Even though the Guppy is an entry-level surfboard, it is still constructed with quality materials and to a very high standard. The core of the board is made from a light-weight custom shaped closed cell EPS foam with dual stringers running the full length of the board. Like other SBBC boards, the bottom deck is made from a diamond weaved slick HDPE plastic for added durability and impact resistance while the lightly textured foam top deck has a great under foot feel ideal for kids and newbie surfers.
See the 6‘ Guppy YouTube video HERE.
- Length: 8’8”
- Width: 23”
- Thickness: 3.25”
- Volume: 86 Litres
- Capacity: 260 lbs
- Construction: EPS Foam / Bamboo / 6 oz Fibreglass
- Fins: 9” Centre / FCS Thruster Tri-Fin Configuration
- Leash: 9’ Shaka Straight Ankle Leash
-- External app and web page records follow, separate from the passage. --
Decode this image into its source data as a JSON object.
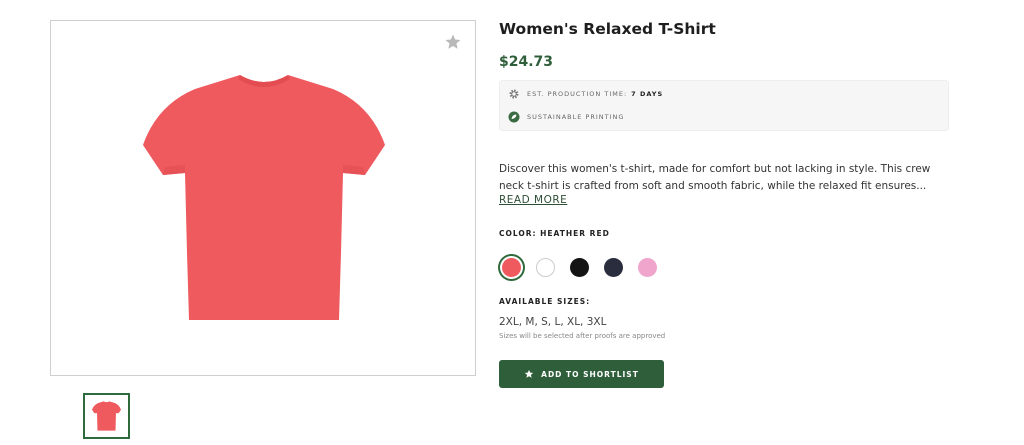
{
  "product": {
    "title": "Women's Relaxed T-Shirt",
    "price": "$24.73"
  },
  "info": {
    "production_label": "EST. PRODUCTION TIME:",
    "production_value": "7 DAYS",
    "production_icon": "gear-icon",
    "sustainable_label": "SUSTAINABLE PRINTING",
    "sustainable_icon": "leaf-icon"
  },
  "description": {
    "text": "Discover this women's t-shirt, made for comfort but not lacking in style. This crew neck t-shirt is crafted from soft and smooth fabric, while the relaxed fit ensures...",
    "read_more": "READ MORE"
  },
  "color": {
    "label": "COLOR: HEATHER RED",
    "swatches": [
      {
        "name": "Heather Red",
        "hex": "#ef5a5e",
        "selected": true
      },
      {
        "name": "White",
        "hex": "#ffffff",
        "selected": false
      },
      {
        "name": "Black",
        "hex": "#141414",
        "selected": false
      },
      {
        "name": "Navy",
        "hex": "#2a2d3d",
        "selected": false
      },
      {
        "name": "Pink",
        "hex": "#f0a6cc",
        "selected": false
      }
    ]
  },
  "sizes": {
    "label": "AVAILABLE SIZES:",
    "list": "2XL, M, S, L, XL, 3XL",
    "note": "Sizes will be selected after proofs are approved"
  },
  "cta": {
    "label": "ADD TO SHORTLIST",
    "icon": "star-icon"
  },
  "colors": {
    "accent_green": "#2e5f3a",
    "shirt_red": "#ef5a5e"
  }
}
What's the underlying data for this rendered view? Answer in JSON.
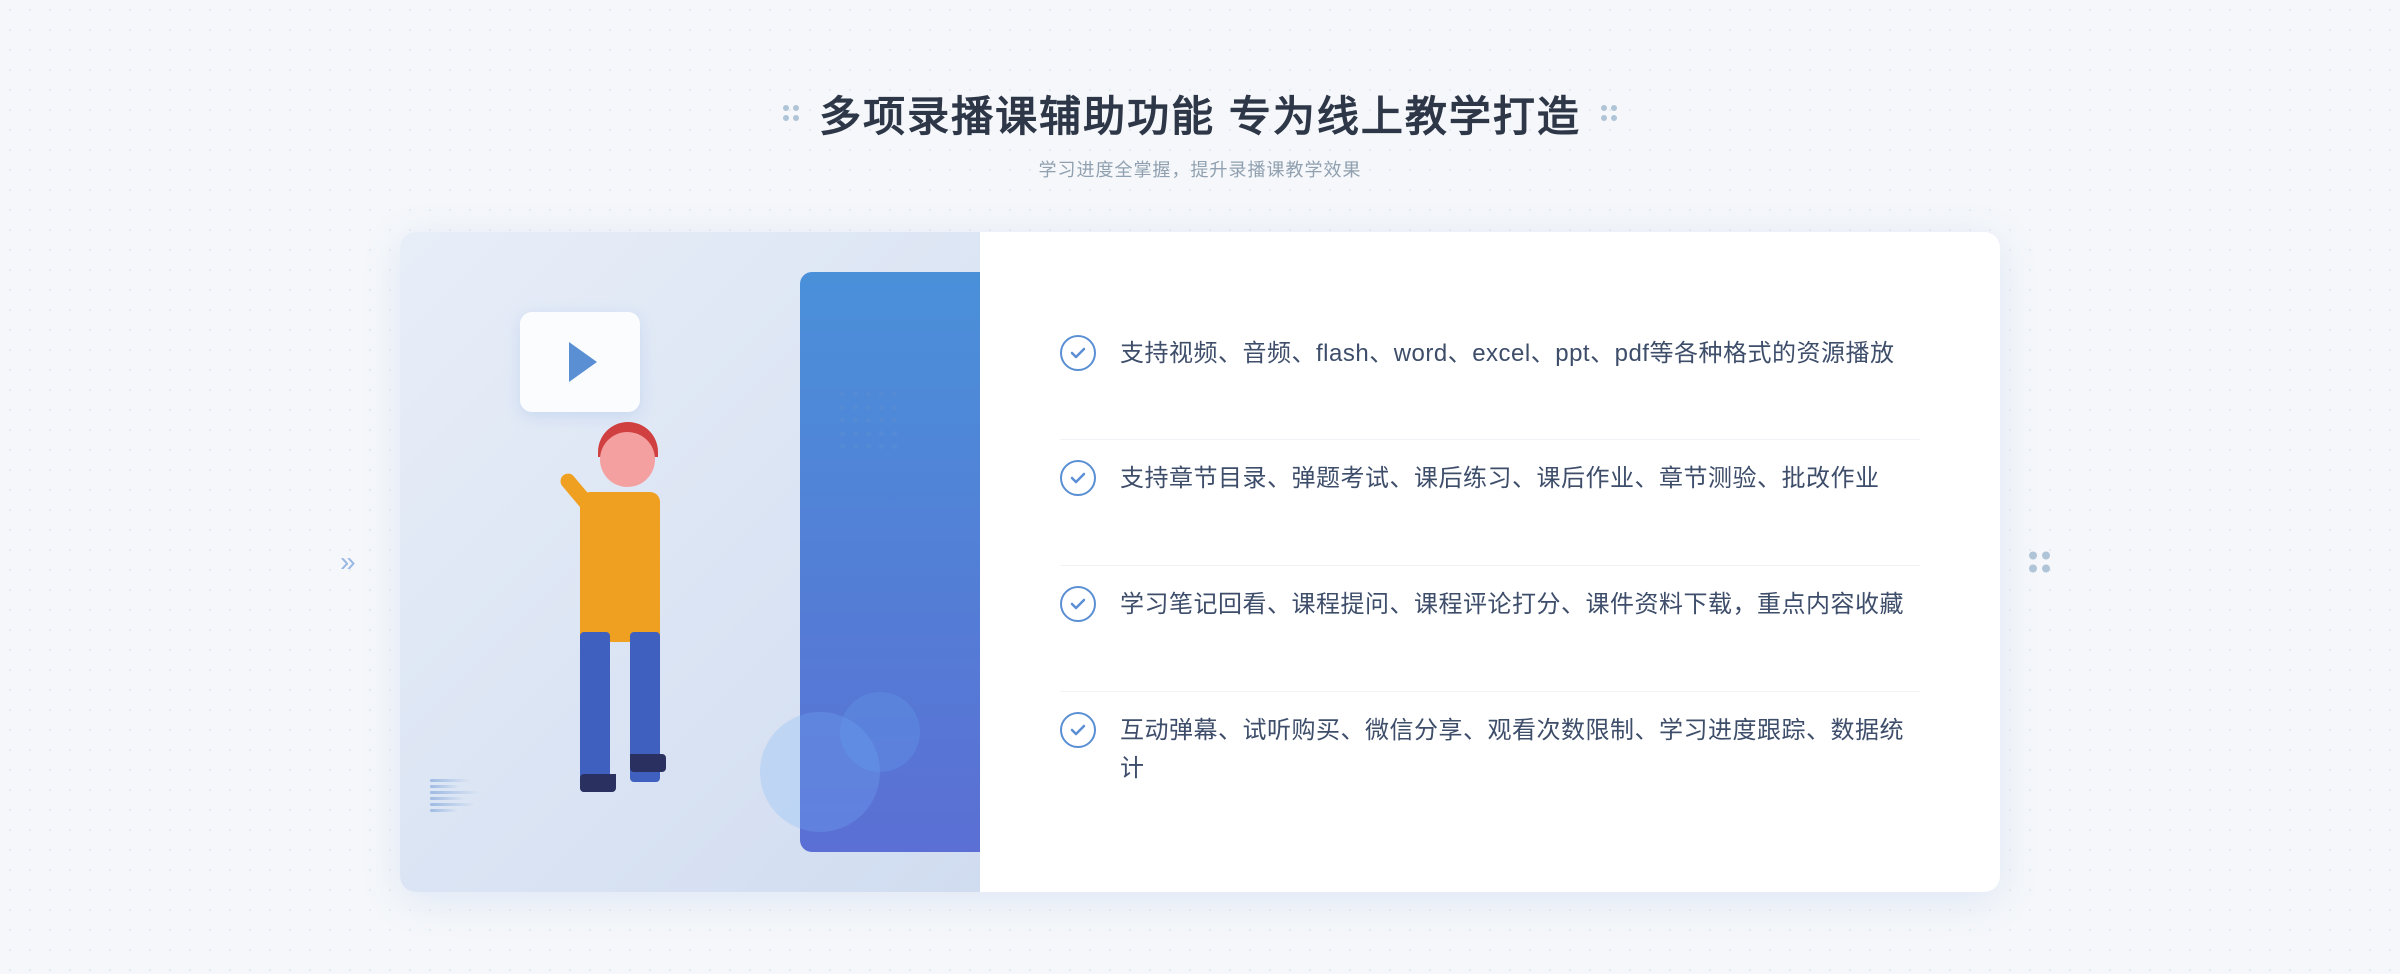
{
  "header": {
    "title": "多项录播课辅助功能 专为线上教学打造",
    "subtitle": "学习进度全掌握，提升录播课教学效果"
  },
  "features": [
    {
      "id": "feature-1",
      "text": "支持视频、音频、flash、word、excel、ppt、pdf等各种格式的资源播放"
    },
    {
      "id": "feature-2",
      "text": "支持章节目录、弹题考试、课后练习、课后作业、章节测验、批改作业"
    },
    {
      "id": "feature-3",
      "text": "学习笔记回看、课程提问、课程评论打分、课件资料下载，重点内容收藏"
    },
    {
      "id": "feature-4",
      "text": "互动弹幕、试听购买、微信分享、观看次数限制、学习进度跟踪、数据统计"
    }
  ],
  "colors": {
    "accent": "#5b8fd4",
    "text_primary": "#3d4d6a",
    "text_secondary": "#90a0b0",
    "title": "#2d3748"
  },
  "decorators": {
    "left_arrows": "≫",
    "right_dots": true
  }
}
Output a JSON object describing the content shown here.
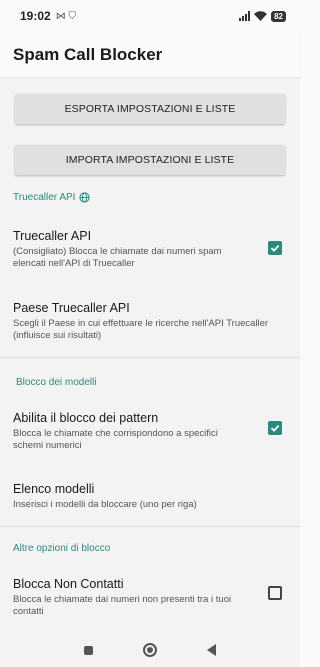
{
  "status_bar": {
    "time": "19:02",
    "notification_icons": "⋈ ⛉",
    "battery": "82"
  },
  "app_bar": {
    "title": "Spam Call Blocker"
  },
  "actions": {
    "export_label": "ESPORTA IMPOSTAZIONI E LISTE",
    "import_label": "IMPORTA IMPOSTAZIONI E LISTE"
  },
  "sections": {
    "truecaller": {
      "header": "Truecaller API",
      "api_pref": {
        "title": "Truecaller API",
        "summary": "(Consigliato) Blocca le chiamate dai numeri spam elencati nell'API di Truecaller",
        "checked": true
      },
      "country_pref": {
        "title": "Paese Truecaller API",
        "summary": "Scegli il Paese in cui effettuare le ricerche nell'API Truecaller (influisce sui risultati)"
      }
    },
    "patterns": {
      "header": "Blocco dei modelli",
      "enable_pref": {
        "title": "Abilita il blocco dei pattern",
        "summary": "Blocca le chiamate che corrispondono a specifici schemi numerici",
        "checked": true
      },
      "list_pref": {
        "title": "Elenco modelli",
        "summary": "Inserisci i modelli da bloccare (uno per riga)"
      }
    },
    "other": {
      "header": "Altre opzioni di blocco",
      "noncontacts_pref": {
        "title": "Blocca Non Contatti",
        "summary": "Blocca le chiamate dai numeri non presenti tra i tuoi contatti",
        "checked": false
      }
    }
  },
  "colors": {
    "accent": "#2a8a7e",
    "button_bg": "#e0e0e0"
  }
}
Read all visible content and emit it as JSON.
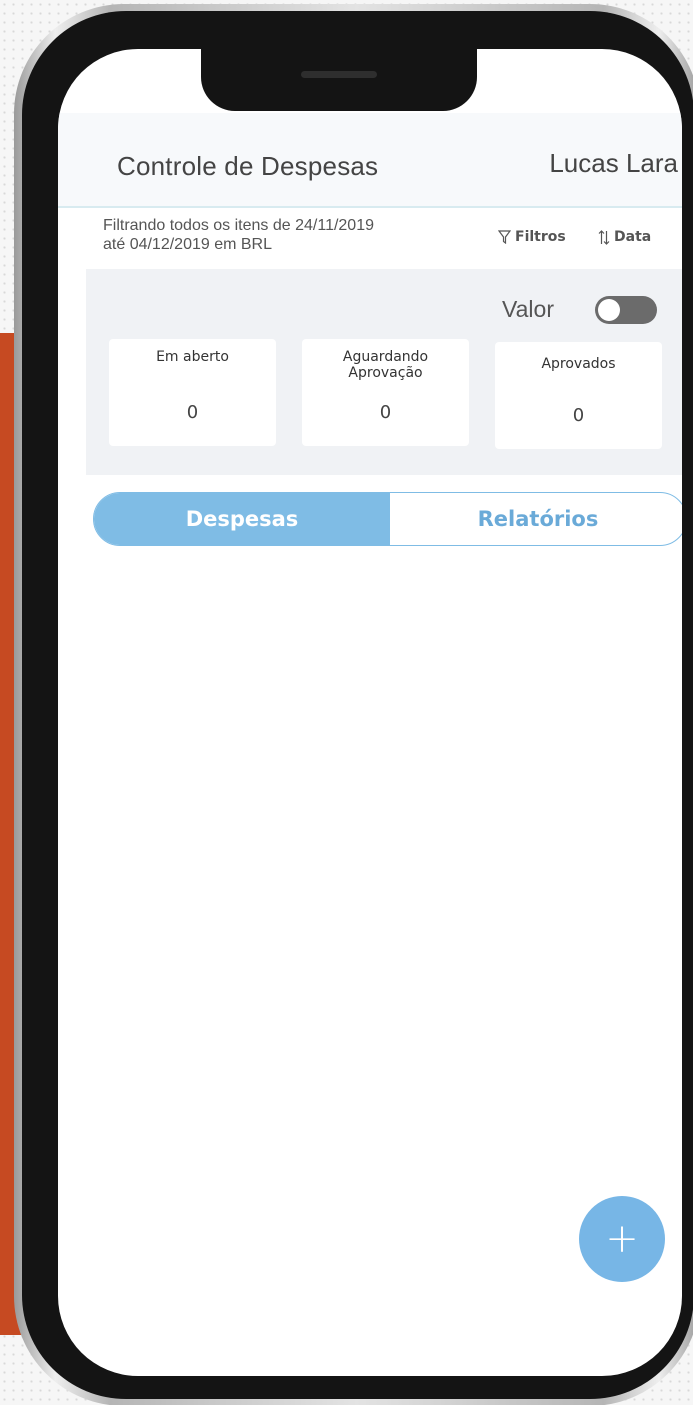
{
  "app": {
    "title": "Controle de Despesas",
    "user_name": "Lucas Lara"
  },
  "filter": {
    "line1": "Filtrando todos os itens de 24/11/2019",
    "line2": "até 04/12/2019 em BRL",
    "filters_label": "Filtros",
    "sort_label": "Data",
    "filters_icon": "funnel-icon",
    "sort_icon": "sort-arrows-icon"
  },
  "summary": {
    "toggle_label": "Valor",
    "toggle_on": false,
    "cards": [
      {
        "label_line1": "Em aberto",
        "label_line2": "",
        "value": "0"
      },
      {
        "label_line1": "Aguardando",
        "label_line2": "Aprovação",
        "value": "0"
      },
      {
        "label_line1": "Aprovados",
        "label_line2": "",
        "value": "0"
      }
    ]
  },
  "tabs": [
    {
      "label": "Despesas",
      "active": true
    },
    {
      "label": "Relatórios",
      "active": false
    }
  ],
  "fab": {
    "symbol": "+",
    "icon": "plus-icon"
  },
  "colors": {
    "accent": "#7fbce5",
    "background_accent": "#c64a22"
  }
}
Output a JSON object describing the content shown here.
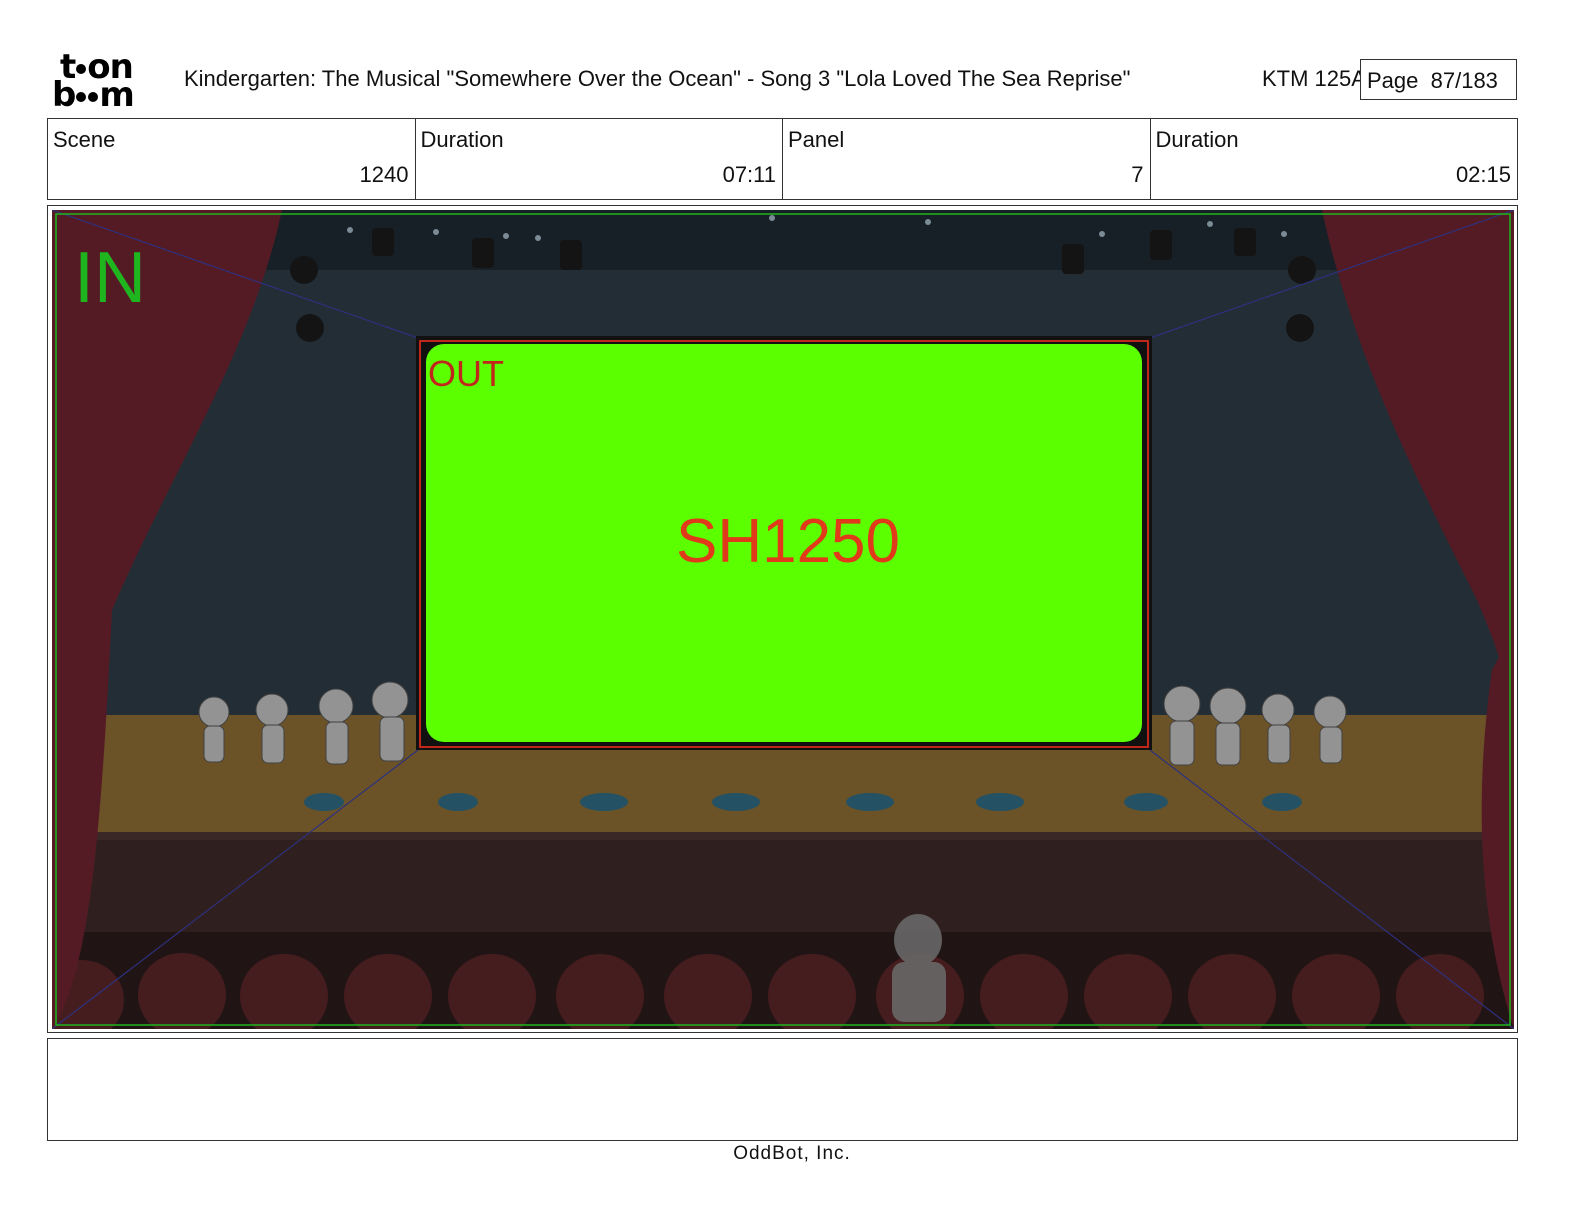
{
  "header": {
    "logo_top": "toon",
    "logo_bottom": "boom",
    "title": "Kindergarten: The Musical  \"Somewhere Over the Ocean\" - Song 3 \"Lola Loved The Sea Reprise\"",
    "code": "KTM 125A",
    "page_label": "Page",
    "page_value": "87/183"
  },
  "info": [
    {
      "label": "Scene",
      "value": "1240"
    },
    {
      "label": "Duration",
      "value": "07:11"
    },
    {
      "label": "Panel",
      "value": "7"
    },
    {
      "label": "Duration",
      "value": "02:15"
    }
  ],
  "panel": {
    "in_label": "IN",
    "out_label": "OUT",
    "shot_label": "SH1250",
    "colors": {
      "in_green": "#1fb51f",
      "screen_green": "#5bff00",
      "out_red": "#c0261a",
      "curtain": "#6e2330",
      "stage_floor": "#8a6a33",
      "backdrop": "#2c3a44"
    }
  },
  "footer": {
    "company": "OddBot, Inc."
  }
}
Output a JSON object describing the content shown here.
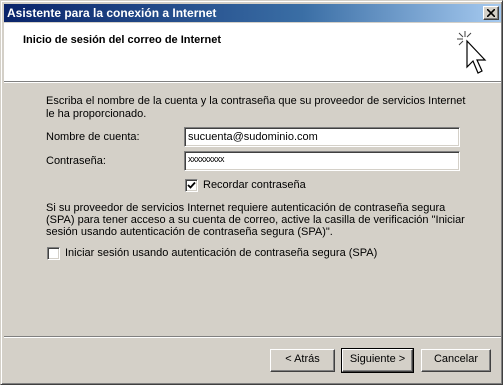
{
  "window": {
    "title": "Asistente para la conexión a Internet"
  },
  "header": {
    "title": "Inicio de sesión del correo de Internet",
    "icon": "wizard-cursor-icon"
  },
  "intro": {
    "line1": "Escriba el nombre de la cuenta y la contraseña que su proveedor de servicios Internet",
    "line2": "le ha proporcionado."
  },
  "account": {
    "label": "Nombre de cuenta:",
    "value": "sucuenta@sudominio.com"
  },
  "password": {
    "label": "Contraseña:",
    "masked": "xxxxxxxxx"
  },
  "remember": {
    "label": "Recordar contraseña",
    "checked": true
  },
  "spa_info": {
    "line1": "Si su proveedor de servicios Internet requiere autenticación de contraseña segura",
    "line2": "(SPA) para tener acceso a su cuenta de correo, active la casilla de verificación \"Iniciar",
    "line3": "sesión usando autenticación de contraseña segura (SPA)\"."
  },
  "spa": {
    "label": "Iniciar sesión usando autenticación de contraseña segura (SPA)",
    "checked": false
  },
  "buttons": {
    "back": "< Atrás",
    "next": "Siguiente >",
    "cancel": "Cancelar"
  },
  "colors": {
    "title_gradient_start": "#0a246a",
    "title_gradient_end": "#a6caf0",
    "face": "#d4d0c8"
  }
}
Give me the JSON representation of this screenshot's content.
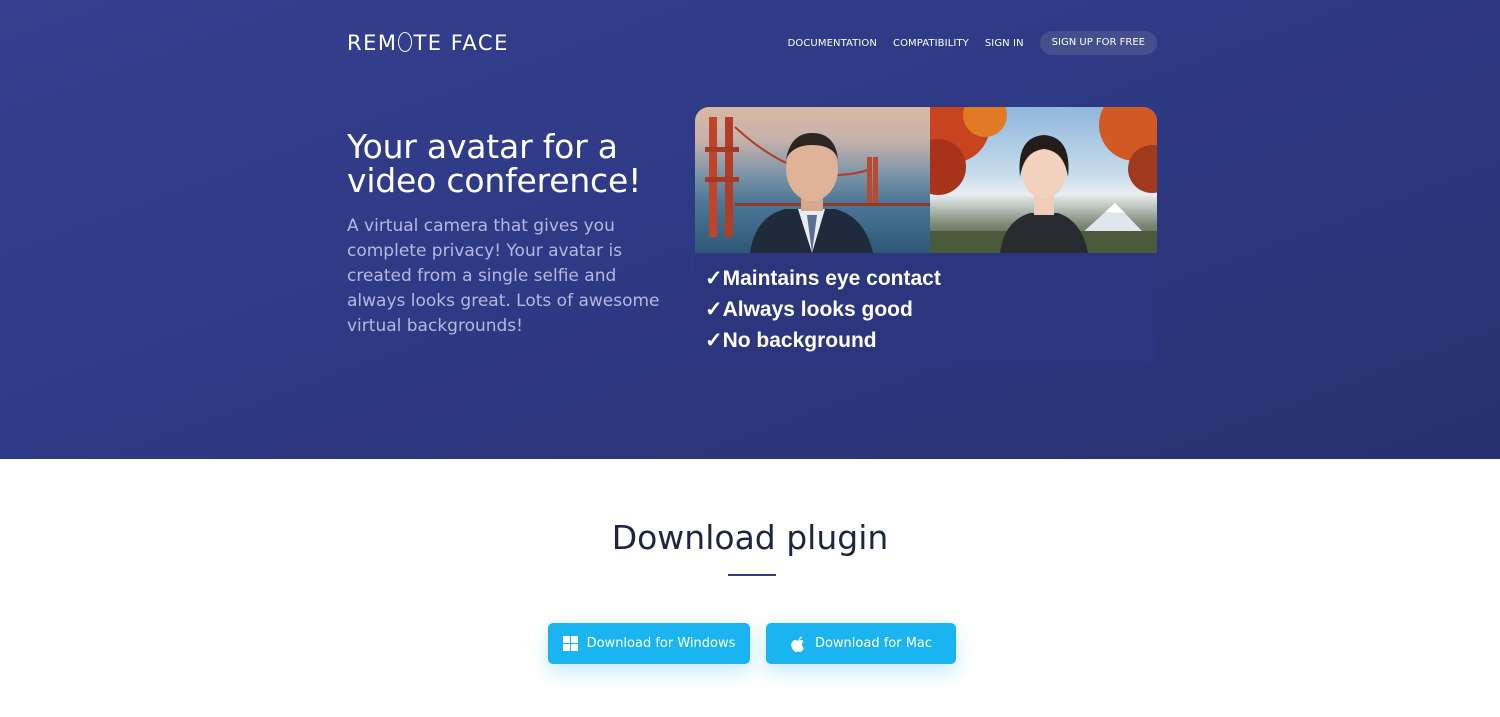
{
  "brand": {
    "logo_text_before": "REM",
    "logo_text_after": "TE FACE"
  },
  "nav": {
    "links": [
      "DOCUMENTATION",
      "COMPATIBILITY",
      "SIGN IN"
    ],
    "signup_label": "SIGN UP FOR FREE"
  },
  "hero": {
    "headline": "Your avatar for a video conference!",
    "subtext": "A virtual camera that gives you complete privacy! Your avatar is created from a single selfie and always looks great. Lots of awesome virtual backgrounds!",
    "benefits": [
      "✓Maintains eye contact",
      "✓Always looks good",
      "✓No background"
    ]
  },
  "download": {
    "title": "Download plugin",
    "windows_label": "Download for Windows",
    "mac_label": "Download for Mac"
  },
  "colors": {
    "hero_bg": "#2e3a85",
    "card_bg": "#2b367f",
    "button_bg": "#1ab5f0",
    "title_text": "#1e2540"
  },
  "icons": [
    "windows-icon",
    "apple-icon"
  ]
}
Perfect for heavier beginners through to seasoned surfers, the 8’8” Heritage stays true to its name taking on many of the characteristics of a traditional round nose longboard. The boards hand tapered rails make for cleaner rail to rail transitions with an entry rocker to minimise pearling and exit rocker for smoother releases and turns. The upgraded fin box and performance 2+1 fins, make for greater fin configurability to maximise manoeuvrability and tracking in the messiest of surf conditions.
The Heritage features many of the same design and build qualities as the 8’ Verve mentioned above which include a nose to tail triple stringer system encased by an EPS closed cell foam core. This core is wrapped by upper and lower deck bamboo sheets and 6 oz epoxy resin laminate. A HDPE plastic diamond weave netting bottom deck provides extra durability and damage resistance while the signature fingerprint textured wax-free IXPE foam top deck rounds out this stylish surfboard.
Unbox the 8’8” Heritage with Alex from SBBC HERE.
|<< Why not mix it up a little and check out our Beginners Guide to Skimboarding >>|
There are of course many other surfboards from reputable manufacturers to choose from. Whether you decide to dip your toe into the water and pick up a cheap second-hand board or indeed step it up a notch and buy yourself a new ride, do your research, seek out views from industry professionals and go from there.
While we may sound a little biased and in truth we probably are, the team at South Bay Board Co. know there stuff and have a great range of beginner surfboards that are definitely worth considering.
We’d love to start a conversation and get your thoughts. If you would like to learn more or share your views, please feel free to leave a comment below and we will get back to you.
Until then, stay safe and get wet.